## Prompt
Lines that contain the string "screenshot" are the ones to list; copy all of them from the records.

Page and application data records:

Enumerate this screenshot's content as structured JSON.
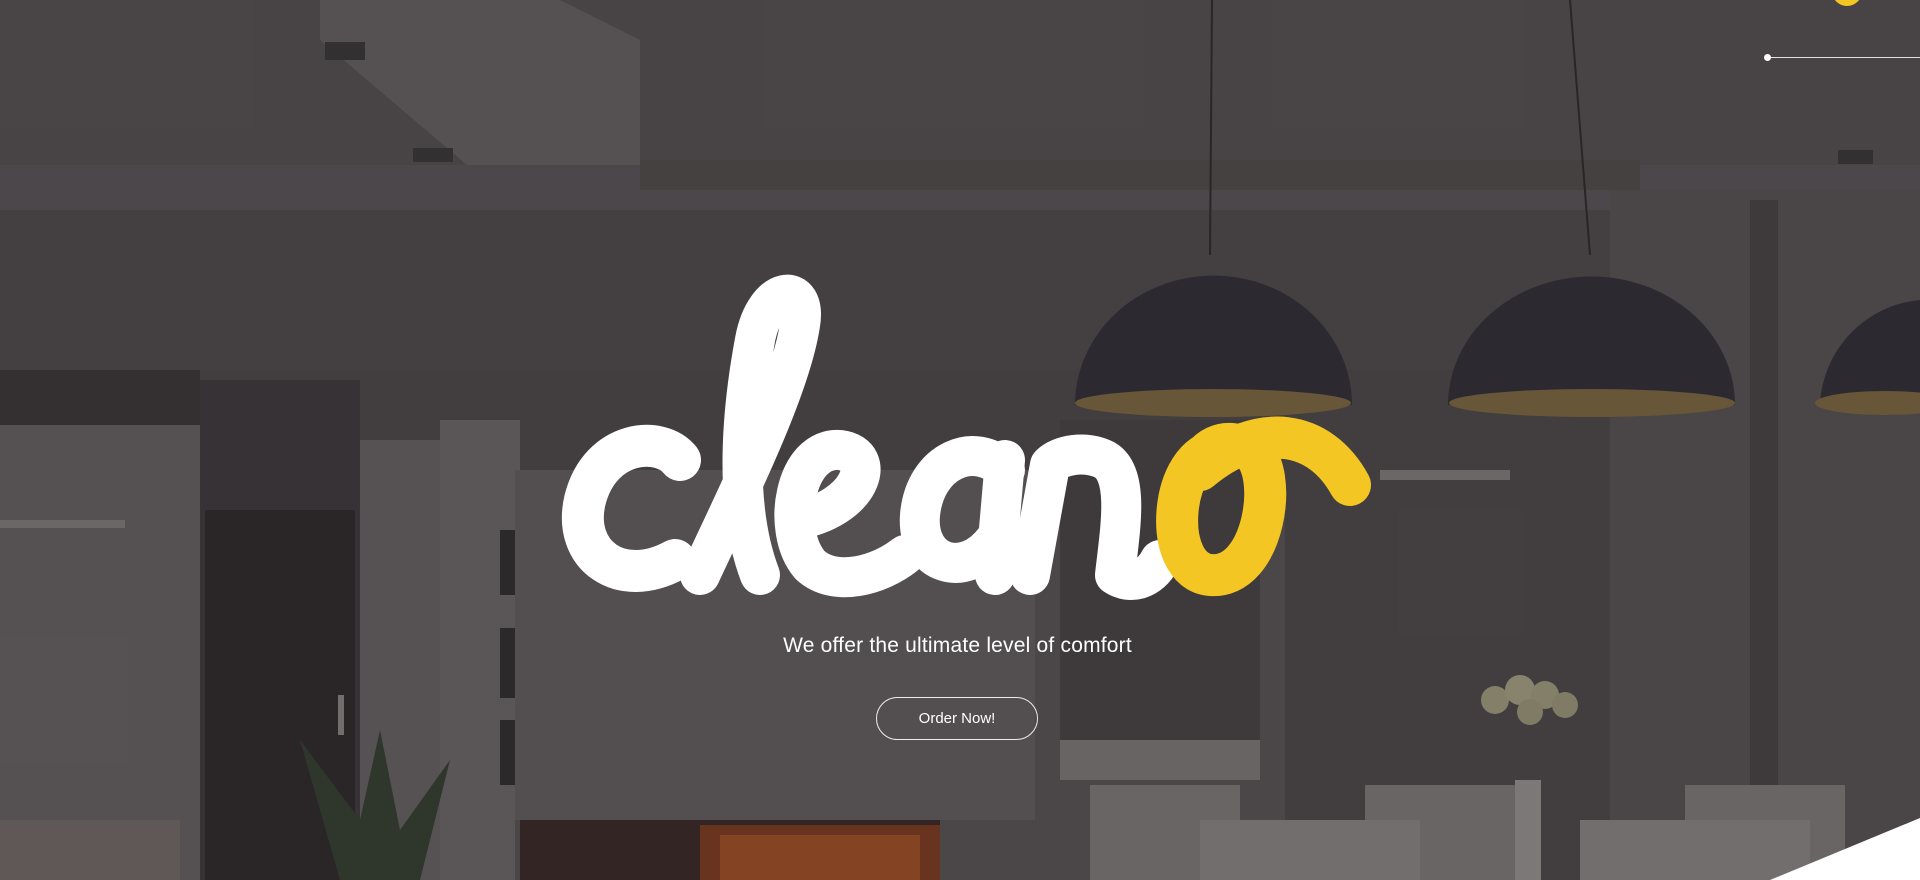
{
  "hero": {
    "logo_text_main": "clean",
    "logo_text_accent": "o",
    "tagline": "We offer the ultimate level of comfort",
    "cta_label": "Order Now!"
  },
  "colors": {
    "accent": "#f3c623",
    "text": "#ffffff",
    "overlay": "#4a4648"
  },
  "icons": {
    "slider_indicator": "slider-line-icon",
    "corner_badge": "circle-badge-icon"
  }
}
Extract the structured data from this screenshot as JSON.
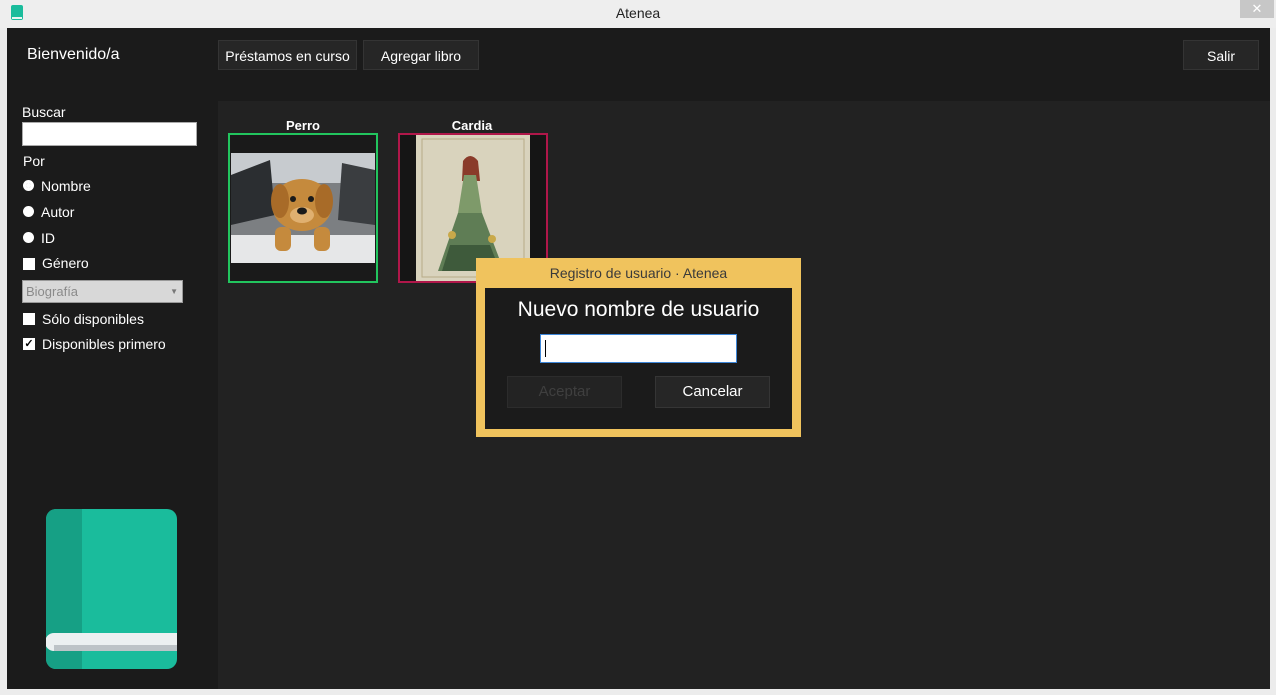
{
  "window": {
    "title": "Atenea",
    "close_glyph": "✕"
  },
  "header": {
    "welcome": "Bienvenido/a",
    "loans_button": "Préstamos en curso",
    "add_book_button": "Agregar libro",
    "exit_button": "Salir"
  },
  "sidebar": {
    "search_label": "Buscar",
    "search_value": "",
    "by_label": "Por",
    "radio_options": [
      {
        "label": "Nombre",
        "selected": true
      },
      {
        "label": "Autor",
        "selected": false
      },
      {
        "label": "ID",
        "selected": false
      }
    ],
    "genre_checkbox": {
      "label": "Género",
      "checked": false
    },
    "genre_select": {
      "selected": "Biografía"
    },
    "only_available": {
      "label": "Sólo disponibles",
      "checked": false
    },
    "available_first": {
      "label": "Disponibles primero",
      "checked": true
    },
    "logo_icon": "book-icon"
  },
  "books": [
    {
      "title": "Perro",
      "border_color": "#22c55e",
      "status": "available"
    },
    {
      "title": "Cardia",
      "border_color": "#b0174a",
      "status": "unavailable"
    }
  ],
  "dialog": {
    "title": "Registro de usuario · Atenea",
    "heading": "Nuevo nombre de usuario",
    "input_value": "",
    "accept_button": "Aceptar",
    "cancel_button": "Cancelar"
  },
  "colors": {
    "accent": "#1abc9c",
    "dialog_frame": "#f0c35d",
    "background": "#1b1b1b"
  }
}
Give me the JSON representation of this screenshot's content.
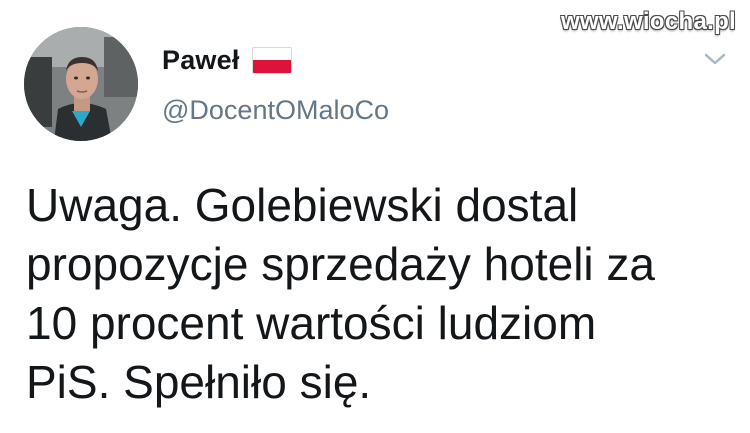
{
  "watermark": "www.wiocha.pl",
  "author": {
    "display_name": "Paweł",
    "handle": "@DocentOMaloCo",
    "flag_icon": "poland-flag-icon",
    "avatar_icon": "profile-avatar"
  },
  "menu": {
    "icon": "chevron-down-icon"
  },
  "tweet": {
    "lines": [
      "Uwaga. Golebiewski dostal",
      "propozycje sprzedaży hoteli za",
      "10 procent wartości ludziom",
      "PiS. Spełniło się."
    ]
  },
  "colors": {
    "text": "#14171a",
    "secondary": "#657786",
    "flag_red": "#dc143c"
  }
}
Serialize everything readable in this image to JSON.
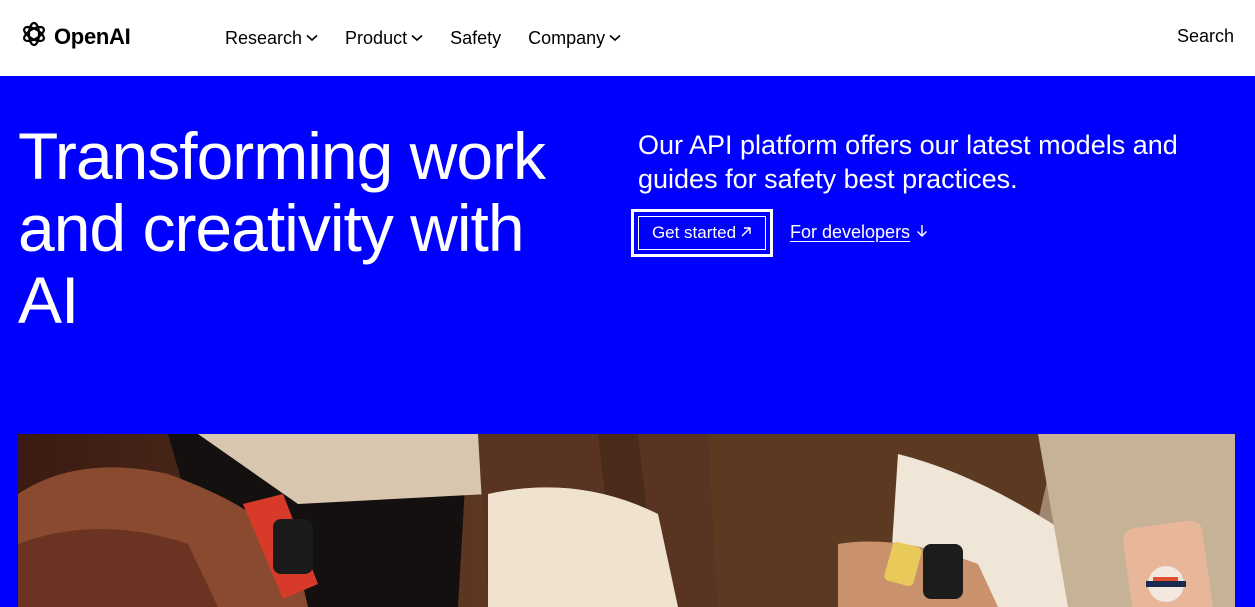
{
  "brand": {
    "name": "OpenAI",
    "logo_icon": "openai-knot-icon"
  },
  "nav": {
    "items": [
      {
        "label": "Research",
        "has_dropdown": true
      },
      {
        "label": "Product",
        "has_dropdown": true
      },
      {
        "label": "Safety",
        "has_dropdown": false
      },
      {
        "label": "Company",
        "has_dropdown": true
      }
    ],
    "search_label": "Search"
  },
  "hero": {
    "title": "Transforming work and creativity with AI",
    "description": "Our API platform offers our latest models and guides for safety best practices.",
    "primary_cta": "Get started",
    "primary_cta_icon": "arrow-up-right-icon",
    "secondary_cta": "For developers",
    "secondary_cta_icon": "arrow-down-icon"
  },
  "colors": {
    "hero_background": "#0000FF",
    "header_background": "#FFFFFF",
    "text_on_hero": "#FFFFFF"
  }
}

## Solved problem
Enumerate this screenshot's content as structured JSON.
Extract the structured data from this screenshot as JSON.
Give me the JSON representation of this screenshot's content.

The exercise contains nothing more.